#### Task input ####
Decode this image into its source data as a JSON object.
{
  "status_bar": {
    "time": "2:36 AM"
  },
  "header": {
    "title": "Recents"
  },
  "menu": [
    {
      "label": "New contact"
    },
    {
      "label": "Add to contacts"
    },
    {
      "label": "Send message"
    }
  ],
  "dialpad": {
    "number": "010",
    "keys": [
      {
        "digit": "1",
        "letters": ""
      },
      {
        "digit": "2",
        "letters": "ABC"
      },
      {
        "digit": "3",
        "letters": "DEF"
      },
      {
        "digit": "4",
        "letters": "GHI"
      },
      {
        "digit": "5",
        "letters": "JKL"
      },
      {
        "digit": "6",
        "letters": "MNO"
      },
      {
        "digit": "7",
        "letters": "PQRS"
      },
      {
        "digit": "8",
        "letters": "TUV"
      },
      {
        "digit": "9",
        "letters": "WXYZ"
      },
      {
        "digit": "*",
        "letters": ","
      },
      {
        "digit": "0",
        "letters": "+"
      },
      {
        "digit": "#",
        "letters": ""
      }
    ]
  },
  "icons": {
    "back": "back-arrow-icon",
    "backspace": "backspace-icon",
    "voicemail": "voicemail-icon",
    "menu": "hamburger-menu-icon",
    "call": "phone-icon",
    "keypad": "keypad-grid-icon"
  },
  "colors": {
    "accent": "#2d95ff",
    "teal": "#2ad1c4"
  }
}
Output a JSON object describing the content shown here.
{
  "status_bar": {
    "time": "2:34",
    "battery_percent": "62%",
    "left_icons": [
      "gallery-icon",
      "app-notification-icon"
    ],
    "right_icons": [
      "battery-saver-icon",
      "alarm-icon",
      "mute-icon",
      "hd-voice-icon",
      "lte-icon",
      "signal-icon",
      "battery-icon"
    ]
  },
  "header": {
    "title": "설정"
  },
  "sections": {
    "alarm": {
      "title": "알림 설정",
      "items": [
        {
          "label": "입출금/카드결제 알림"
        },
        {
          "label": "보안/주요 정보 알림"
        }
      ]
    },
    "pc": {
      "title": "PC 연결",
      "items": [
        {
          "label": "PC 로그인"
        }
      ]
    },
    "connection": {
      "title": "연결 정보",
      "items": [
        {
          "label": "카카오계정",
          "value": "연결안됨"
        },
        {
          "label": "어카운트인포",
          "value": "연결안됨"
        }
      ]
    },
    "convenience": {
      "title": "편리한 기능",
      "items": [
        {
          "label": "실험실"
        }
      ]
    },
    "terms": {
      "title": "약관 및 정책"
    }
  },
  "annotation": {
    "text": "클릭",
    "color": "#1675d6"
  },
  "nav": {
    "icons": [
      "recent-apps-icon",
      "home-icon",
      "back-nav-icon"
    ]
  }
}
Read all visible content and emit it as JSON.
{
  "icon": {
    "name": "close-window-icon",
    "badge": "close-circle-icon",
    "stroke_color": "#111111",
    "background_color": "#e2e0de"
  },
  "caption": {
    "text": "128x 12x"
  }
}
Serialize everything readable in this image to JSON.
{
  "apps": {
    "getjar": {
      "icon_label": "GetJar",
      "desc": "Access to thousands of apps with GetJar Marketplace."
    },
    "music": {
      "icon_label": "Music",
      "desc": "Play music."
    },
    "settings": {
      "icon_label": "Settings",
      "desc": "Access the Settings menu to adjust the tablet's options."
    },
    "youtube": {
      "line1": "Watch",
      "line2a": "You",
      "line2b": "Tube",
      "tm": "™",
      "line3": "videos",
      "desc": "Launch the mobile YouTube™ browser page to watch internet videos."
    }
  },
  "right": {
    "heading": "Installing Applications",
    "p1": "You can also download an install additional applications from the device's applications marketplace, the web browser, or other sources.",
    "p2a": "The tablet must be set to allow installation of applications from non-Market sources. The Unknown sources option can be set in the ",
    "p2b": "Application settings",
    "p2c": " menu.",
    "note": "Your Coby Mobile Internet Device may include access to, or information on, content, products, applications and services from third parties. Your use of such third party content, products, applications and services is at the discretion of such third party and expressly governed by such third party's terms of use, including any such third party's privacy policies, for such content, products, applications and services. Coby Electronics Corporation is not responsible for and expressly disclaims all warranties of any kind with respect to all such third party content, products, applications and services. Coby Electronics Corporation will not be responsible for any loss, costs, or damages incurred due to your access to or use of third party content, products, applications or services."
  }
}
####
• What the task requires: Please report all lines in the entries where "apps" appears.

• Your response:
      "recent-apps-icon",
  "apps": {
      "desc": "Access to thousands of apps with GetJar Marketplace."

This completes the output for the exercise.